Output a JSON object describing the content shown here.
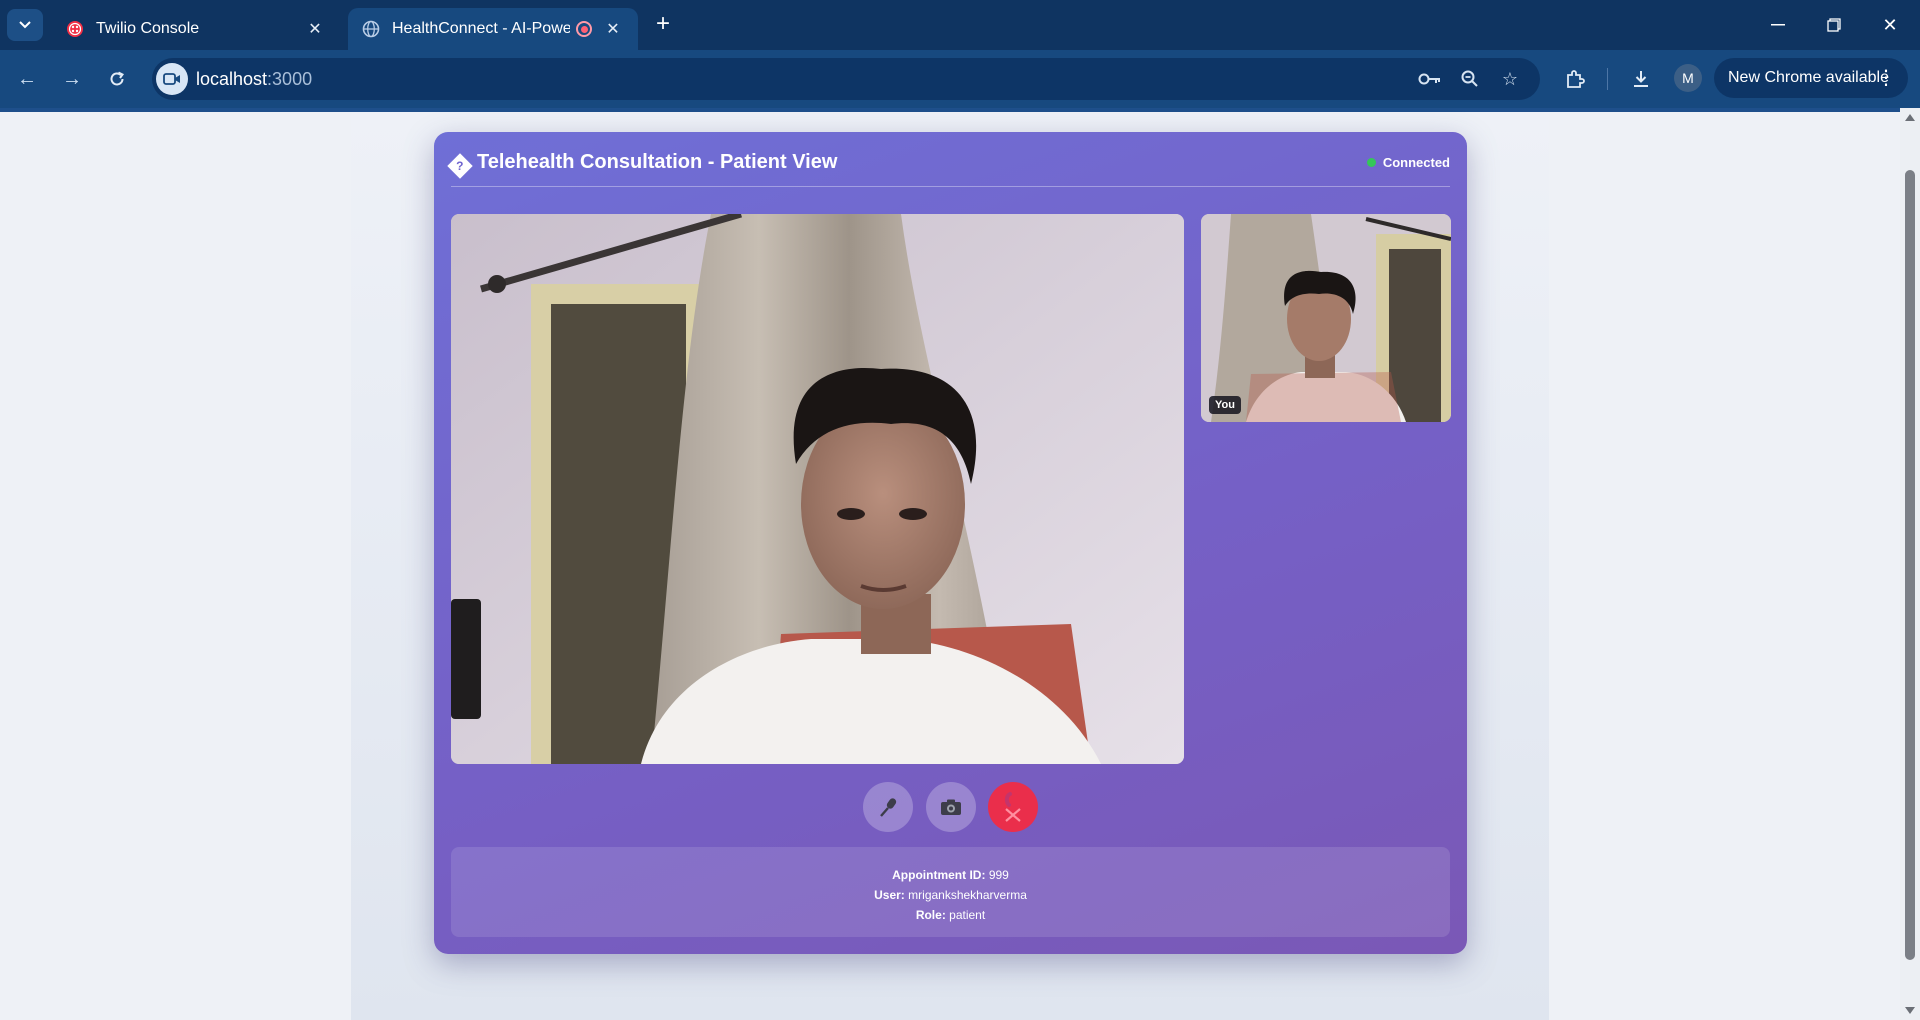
{
  "browser": {
    "tabs": [
      {
        "title": "Twilio Console",
        "favicon": "twilio-icon",
        "active": false
      },
      {
        "title": "HealthConnect - AI-Powered",
        "favicon": "globe-icon",
        "active": true,
        "recording": true
      }
    ],
    "url_host": "localhost",
    "url_port": ":3000",
    "profile_initial": "M",
    "update_label": "New Chrome available"
  },
  "consultation": {
    "title": "Telehealth Consultation - Patient View",
    "title_glyph": "?",
    "status": "Connected",
    "status_color": "#34c759",
    "local_label": "You",
    "controls": [
      {
        "name": "microphone",
        "icon": "microphone-icon"
      },
      {
        "name": "camera",
        "icon": "camera-icon"
      },
      {
        "name": "end-call",
        "icon": "phone-hangup-icon",
        "color": "#ea2e4b"
      }
    ],
    "info": {
      "appointment_label": "Appointment ID:",
      "appointment_value": "999",
      "user_label": "User:",
      "user_value": "mrigankshekharverma",
      "role_label": "Role:",
      "role_value": "patient"
    }
  },
  "colors": {
    "chrome_frame": "#0f3461",
    "chrome_toolbar": "#17497f",
    "card_accent": "#6f6fd6"
  }
}
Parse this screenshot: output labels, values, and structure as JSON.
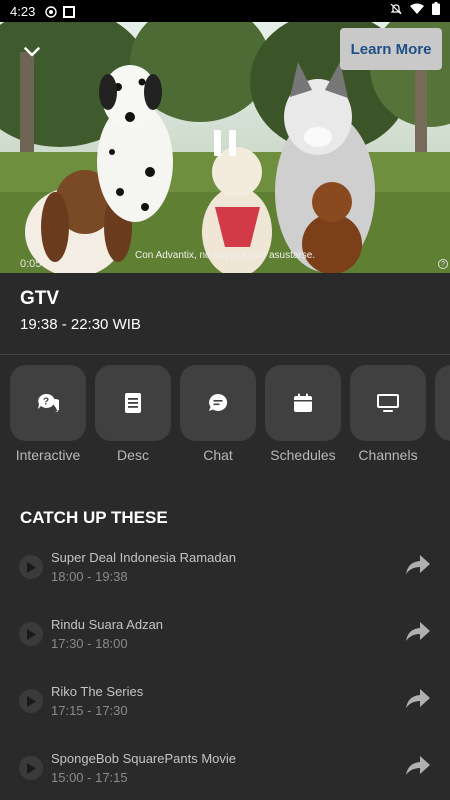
{
  "status_bar": {
    "time": "4:23"
  },
  "video": {
    "learn_more_label": "Learn More",
    "elapsed": "0:05",
    "subtitle": "Con Advantix, no hay por qué asustarse."
  },
  "channel": {
    "name": "GTV",
    "time": "19:38 - 22:30 WIB"
  },
  "menu": {
    "items": [
      {
        "label": "Interactive",
        "icon": "question-chat-icon"
      },
      {
        "label": "Desc",
        "icon": "document-icon"
      },
      {
        "label": "Chat",
        "icon": "chat-bubble-icon"
      },
      {
        "label": "Schedules",
        "icon": "calendar-icon"
      },
      {
        "label": "Channels",
        "icon": "tv-icon"
      }
    ]
  },
  "catchup": {
    "title": "CATCH UP THESE",
    "items": [
      {
        "title": "Super Deal Indonesia Ramadan",
        "time": "18:00 - 19:38"
      },
      {
        "title": "Rindu Suara Adzan",
        "time": "17:30 - 18:00"
      },
      {
        "title": "Riko The Series",
        "time": "17:15 - 17:30"
      },
      {
        "title": "SpongeBob SquarePants Movie",
        "time": "15:00 - 17:15"
      }
    ]
  },
  "colors": {
    "background": "#2a2a2a",
    "tile": "#404040",
    "learn_more_bg": "#c9c9c9",
    "learn_more_text": "#1f4f86"
  }
}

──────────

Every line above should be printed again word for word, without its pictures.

Output a JSON object describing the content shown here.
{
  "browser": {
    "tabs": [
      {
        "title": "Twilio Console",
        "favicon": "twilio-icon",
        "active": false
      },
      {
        "title": "HealthConnect - AI-Powered",
        "favicon": "globe-icon",
        "active": true,
        "recording": true
      }
    ],
    "url_host": "localhost",
    "url_port": ":3000",
    "profile_initial": "M",
    "update_label": "New Chrome available"
  },
  "consultation": {
    "title": "Telehealth Consultation - Patient View",
    "title_glyph": "?",
    "status": "Connected",
    "status_color": "#34c759",
    "local_label": "You",
    "controls": [
      {
        "name": "microphone",
        "icon": "microphone-icon"
      },
      {
        "name": "camera",
        "icon": "camera-icon"
      },
      {
        "name": "end-call",
        "icon": "phone-hangup-icon",
        "color": "#ea2e4b"
      }
    ],
    "info": {
      "appointment_label": "Appointment ID:",
      "appointment_value": "999",
      "user_label": "User:",
      "user_value": "mrigankshekharverma",
      "role_label": "Role:",
      "role_value": "patient"
    }
  },
  "colors": {
    "chrome_frame": "#0f3461",
    "chrome_toolbar": "#17497f",
    "card_accent": "#6f6fd6"
  }
}
Parse this screenshot: output labels, values, and structure as JSON.
{
  "status_bar": {
    "time": "4:23"
  },
  "video": {
    "learn_more_label": "Learn More",
    "elapsed": "0:05",
    "subtitle": "Con Advantix, no hay por qué asustarse."
  },
  "channel": {
    "name": "GTV",
    "time": "19:38 - 22:30 WIB"
  },
  "menu": {
    "items": [
      {
        "label": "Interactive",
        "icon": "question-chat-icon"
      },
      {
        "label": "Desc",
        "icon": "document-icon"
      },
      {
        "label": "Chat",
        "icon": "chat-bubble-icon"
      },
      {
        "label": "Schedules",
        "icon": "calendar-icon"
      },
      {
        "label": "Channels",
        "icon": "tv-icon"
      }
    ]
  },
  "catchup": {
    "title": "CATCH UP THESE",
    "items": [
      {
        "title": "Super Deal Indonesia Ramadan",
        "time": "18:00 - 19:38"
      },
      {
        "title": "Rindu Suara Adzan",
        "time": "17:30 - 18:00"
      },
      {
        "title": "Riko The Series",
        "time": "17:15 - 17:30"
      },
      {
        "title": "SpongeBob SquarePants Movie",
        "time": "15:00 - 17:15"
      }
    ]
  },
  "colors": {
    "background": "#2a2a2a",
    "tile": "#404040",
    "learn_more_bg": "#c9c9c9",
    "learn_more_text": "#1f4f86"
  }
}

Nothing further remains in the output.